He's got the chops, but those combat boots.
Firebaugh may prove to be the Valley's Love Potion No. 9. The tiny west-side community of 7,000 hasn't let its rural character and farm field sentiments get in its way as it seeks to attract its share of perhaps the biggest potential energy development prize of the coming decade.
So far, it's got two sectors -- solar and biofuel -- in the wings and is pursuing sustainability and a regional clean energy leadership with vigor and, more importantly, real finesse.
Littleton, Colo.-based SolarGenUSA has leased a 52-acre parcel from the city for a 5 megawatt solar installation. The company's web site says the project has been permitted.
In addition, there's talk of a Seattle-based company looking to contract for 40,000 to 60,000 acres so it can plant an obscure but desert-loving plant that's part of the mustard family. The crop, camelina, may be emerging as a front-runner in the effort to develop a viable source of biofuel, writes Harry Cline of Western Farm Press.
This and enterprise on the part of its leaders makes Firebaugh potential ground zero for clean energy.

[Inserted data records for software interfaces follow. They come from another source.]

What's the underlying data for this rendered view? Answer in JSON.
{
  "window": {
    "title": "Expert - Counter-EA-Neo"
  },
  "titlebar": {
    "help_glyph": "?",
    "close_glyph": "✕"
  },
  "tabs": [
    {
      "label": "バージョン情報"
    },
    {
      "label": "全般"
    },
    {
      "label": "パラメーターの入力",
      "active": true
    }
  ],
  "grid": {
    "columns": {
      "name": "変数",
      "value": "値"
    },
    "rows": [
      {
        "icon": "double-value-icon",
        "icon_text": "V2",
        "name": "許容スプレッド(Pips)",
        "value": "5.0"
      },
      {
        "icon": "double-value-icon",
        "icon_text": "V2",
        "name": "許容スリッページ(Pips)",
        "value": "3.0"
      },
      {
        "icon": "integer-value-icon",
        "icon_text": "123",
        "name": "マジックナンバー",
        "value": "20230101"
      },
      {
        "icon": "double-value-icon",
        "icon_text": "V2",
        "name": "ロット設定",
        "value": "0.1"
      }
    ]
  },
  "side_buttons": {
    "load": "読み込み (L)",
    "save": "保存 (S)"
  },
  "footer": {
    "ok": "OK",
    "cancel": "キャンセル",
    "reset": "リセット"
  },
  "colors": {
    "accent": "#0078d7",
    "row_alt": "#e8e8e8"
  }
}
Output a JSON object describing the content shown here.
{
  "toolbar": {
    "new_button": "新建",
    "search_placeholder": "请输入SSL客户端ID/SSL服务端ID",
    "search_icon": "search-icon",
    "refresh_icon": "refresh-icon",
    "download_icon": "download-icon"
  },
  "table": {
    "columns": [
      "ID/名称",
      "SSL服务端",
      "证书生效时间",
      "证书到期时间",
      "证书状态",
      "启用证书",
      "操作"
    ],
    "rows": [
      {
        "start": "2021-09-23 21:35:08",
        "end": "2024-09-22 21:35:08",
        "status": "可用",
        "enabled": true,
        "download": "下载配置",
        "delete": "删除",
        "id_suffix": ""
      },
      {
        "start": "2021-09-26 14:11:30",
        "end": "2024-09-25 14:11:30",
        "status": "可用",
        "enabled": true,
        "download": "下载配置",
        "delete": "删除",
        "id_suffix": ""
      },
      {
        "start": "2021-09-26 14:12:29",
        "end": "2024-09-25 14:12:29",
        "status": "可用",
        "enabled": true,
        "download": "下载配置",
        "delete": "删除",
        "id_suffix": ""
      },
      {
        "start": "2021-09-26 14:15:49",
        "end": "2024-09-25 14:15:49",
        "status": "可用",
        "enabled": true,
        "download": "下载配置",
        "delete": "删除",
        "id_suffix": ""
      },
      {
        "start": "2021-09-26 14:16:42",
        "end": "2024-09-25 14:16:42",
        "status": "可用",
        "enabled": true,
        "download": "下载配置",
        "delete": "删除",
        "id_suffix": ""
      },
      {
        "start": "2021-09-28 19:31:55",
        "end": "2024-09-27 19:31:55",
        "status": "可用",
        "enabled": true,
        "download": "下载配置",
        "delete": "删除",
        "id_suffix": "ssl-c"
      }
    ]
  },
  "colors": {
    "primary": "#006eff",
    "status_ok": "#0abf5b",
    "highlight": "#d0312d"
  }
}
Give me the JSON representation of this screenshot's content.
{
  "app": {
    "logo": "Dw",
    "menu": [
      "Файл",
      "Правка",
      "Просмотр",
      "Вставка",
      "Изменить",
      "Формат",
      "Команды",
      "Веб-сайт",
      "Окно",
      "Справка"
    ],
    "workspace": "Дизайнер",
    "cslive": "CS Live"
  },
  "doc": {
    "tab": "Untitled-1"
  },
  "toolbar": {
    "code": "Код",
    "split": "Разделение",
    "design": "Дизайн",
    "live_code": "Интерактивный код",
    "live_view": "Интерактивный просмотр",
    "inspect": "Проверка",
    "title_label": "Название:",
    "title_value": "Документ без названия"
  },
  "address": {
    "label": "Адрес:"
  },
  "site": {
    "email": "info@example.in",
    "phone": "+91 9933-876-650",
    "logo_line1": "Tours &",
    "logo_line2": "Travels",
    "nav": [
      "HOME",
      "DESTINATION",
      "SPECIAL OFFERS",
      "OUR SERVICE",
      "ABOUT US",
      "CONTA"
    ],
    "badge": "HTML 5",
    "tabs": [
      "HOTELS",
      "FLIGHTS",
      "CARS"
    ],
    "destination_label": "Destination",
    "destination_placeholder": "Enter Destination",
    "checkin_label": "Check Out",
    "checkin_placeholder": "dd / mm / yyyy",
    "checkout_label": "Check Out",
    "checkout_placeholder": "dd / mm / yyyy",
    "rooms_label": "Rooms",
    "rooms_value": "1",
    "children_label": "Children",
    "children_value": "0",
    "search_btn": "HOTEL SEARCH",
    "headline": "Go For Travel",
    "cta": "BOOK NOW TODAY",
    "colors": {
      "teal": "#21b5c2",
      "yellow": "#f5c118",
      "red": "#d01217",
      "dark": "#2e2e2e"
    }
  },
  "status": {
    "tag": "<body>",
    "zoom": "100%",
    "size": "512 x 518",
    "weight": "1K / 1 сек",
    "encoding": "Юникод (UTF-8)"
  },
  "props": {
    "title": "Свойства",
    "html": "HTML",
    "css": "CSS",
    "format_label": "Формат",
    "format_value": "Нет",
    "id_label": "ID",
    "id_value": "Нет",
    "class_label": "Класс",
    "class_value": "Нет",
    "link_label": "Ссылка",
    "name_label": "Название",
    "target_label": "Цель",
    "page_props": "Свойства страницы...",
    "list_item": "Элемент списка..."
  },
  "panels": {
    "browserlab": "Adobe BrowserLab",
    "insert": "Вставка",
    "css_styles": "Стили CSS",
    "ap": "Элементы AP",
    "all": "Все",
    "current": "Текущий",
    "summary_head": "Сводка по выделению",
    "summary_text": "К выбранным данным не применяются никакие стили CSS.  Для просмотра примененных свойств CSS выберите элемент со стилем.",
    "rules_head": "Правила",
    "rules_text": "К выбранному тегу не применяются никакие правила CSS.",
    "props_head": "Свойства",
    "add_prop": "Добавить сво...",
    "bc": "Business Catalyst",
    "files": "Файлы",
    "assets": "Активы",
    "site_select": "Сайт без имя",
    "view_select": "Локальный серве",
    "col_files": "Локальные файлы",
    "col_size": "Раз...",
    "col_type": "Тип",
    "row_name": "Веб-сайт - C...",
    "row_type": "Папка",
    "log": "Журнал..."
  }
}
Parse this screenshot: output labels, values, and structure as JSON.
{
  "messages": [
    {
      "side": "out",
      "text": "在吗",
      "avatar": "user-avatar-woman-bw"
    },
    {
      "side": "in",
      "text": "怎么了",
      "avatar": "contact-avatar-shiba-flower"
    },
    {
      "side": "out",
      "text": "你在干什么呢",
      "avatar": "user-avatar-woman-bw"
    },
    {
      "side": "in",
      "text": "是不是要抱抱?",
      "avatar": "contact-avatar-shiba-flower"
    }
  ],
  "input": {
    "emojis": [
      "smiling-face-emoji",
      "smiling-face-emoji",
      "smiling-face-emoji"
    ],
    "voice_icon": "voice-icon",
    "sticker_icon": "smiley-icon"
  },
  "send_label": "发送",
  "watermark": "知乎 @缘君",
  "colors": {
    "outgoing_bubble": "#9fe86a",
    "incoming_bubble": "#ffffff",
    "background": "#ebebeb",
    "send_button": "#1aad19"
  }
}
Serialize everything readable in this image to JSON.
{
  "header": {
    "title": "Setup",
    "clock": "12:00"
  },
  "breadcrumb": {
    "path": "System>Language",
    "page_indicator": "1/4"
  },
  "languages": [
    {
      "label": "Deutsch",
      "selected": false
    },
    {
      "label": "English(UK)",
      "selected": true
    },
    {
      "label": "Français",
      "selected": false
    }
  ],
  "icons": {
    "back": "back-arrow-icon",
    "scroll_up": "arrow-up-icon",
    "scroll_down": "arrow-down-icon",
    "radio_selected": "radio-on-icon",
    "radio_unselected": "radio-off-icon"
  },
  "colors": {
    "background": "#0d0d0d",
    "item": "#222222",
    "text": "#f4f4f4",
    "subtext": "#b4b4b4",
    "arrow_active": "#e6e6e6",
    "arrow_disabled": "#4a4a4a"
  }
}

And the drive for clean energy is on its way. Make no mistake. While it appears to be taking its time, the push for more diverse sources of energy -- that don't add to carbon dioxide levels in the atmosphere -- has begun. And the San Joaquin Valley is attracting attention from solar, wind, biofuel and even geothermal.
Conventional wisdom would argue that those who establish successful operations at the outset of a trend have a strong chance of reaping profit. Kings County to the south also is flexing its sun-soaking muscles with nine solar projects on the books. And the towns of Tulare and Madera also jumped into the mix with solar arrays of their own.
Jobs in clean energy are expected. Their impact is outlined in multiple reports. Scarce now, they could break loose over the next couple of years as initial developers prove project viability. A new report offers a relatively rosy outlook, giving opponents of clean energy the argument that fossil fuels won't be considered "cheap" much longer.
"Costs of clean energy will rapidly decline because renewable energy standards, public investments, and environmental incentives will all spur new production," wrote authors Richard W. Caperton and Adam Hersh of the progressive Washington, D.C.-based think tank Center for American Progress.
Caperton is senior policy analyst on the center's energy opportunity team and Hersh is an economist on the center's economic policy team. They say in the report "Putting America Back to Work with Clean Energy" that the "crossover point" at which the two types of energy -- fossil and clean -- reach cost parity will be different depending on location and type, "but it is coming quickly."
Caperton and Hersh say investing in green energy will immediately create jobs, lower unemployment and improve the nation's energy system. Opponents argue that approach is simplistic and provide data that shows how costly clean energy can be.
That may be. However, other costs, including foreign policy and climate-related issues, if factored in, could create an altogether different cost-effectiveness ratio.
Separate from that is California's policy requiring utilities to get a third of their power from renewable sources by 2020. That also will drive development.
And there's the federal SunShot Initiative, announced on Feb. 4 by Energy Secretary Steven Chu. The initiative's goal is to reduce the cost of installed solar to about 6 cents per installed kilowatt, about a third of today's price.
The result? DOE says without subsidies this 6-cent statistic "will result in rapid, large-scale adoption of solar electricity across the United States."
Firebaugh intends to be first to the finish line. The city has in its corner City Manager Jose Ramirez, who said sustainability for the farming community is his goal. He has been working with me for the past year and a half to implement an Energy Efficiency and Conservation Block Grant that will pay for about $40,000 in LED street light retrofits.
The American Recovery and Reinvestment Act federal stimulus allocation is just an element of Ramirez's multi-pronged strategy to lower the greenhouse gas footprint of his community and improve its quality of life. Firebaugh also is working with the U.S. Department of Housing and Urban Development through its Sustainable Communities Initiative. The goal of the program is to provide equitable development, planning and development approaches for achieving shared prosperity.
Sustainability can be measured many ways. In terms of energy, the city's moving forward quickly, urging on the solar project and energy efficiency measures. But Ramirez explained that Firebaugh's got greater ambitions. The city's launched an effort to better connect with the free-flowing San Joaquin River. The community began as a ferry crossing when most traffic into the Valley traveled via a much more robust waterway.
Firebaugh also has a significant community garden and is engaged in other projects.
Many other regions of the country are also trying to corner a niche in the clean energy era, if indeed it develops into one.
I'd personally prefer it were sooner than later, just to prove to my wife that it can happen. This comment fits with the Lil Abner reference. I identified with him growing up in rural Alaska. My wife was a princess in my estimation as her father was head of Alaska oil exploration for Arco at the time. She was and still is gorgeous and knows how to act in social situations, whereas I was raised by wolves.
Still, when Lil Abner had a feeling, he was usually right.